- Available data -
——

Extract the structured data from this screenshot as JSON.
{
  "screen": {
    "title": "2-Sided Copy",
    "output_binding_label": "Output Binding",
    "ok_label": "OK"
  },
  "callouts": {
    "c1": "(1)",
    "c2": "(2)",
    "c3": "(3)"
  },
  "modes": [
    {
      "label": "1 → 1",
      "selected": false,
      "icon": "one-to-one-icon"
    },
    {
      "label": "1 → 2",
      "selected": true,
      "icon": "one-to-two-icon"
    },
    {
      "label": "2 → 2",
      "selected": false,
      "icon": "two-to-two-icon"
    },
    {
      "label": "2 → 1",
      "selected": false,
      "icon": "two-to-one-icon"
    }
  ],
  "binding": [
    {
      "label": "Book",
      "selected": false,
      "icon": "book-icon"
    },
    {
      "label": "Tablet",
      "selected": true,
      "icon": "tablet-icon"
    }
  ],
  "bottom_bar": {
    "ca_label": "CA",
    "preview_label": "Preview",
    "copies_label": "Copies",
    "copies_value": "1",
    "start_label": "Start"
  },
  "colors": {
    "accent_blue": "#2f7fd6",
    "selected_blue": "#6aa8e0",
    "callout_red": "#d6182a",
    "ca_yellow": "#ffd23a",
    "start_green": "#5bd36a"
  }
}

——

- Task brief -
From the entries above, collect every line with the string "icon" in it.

- Solved exercise -
      "icon": "one-to-one-icon"
      "icon": "one-to-two-icon"
      "icon": "two-to-two-icon"
      "icon": "two-to-one-icon"
      "icon": "book-icon"
      "icon": "tablet-icon"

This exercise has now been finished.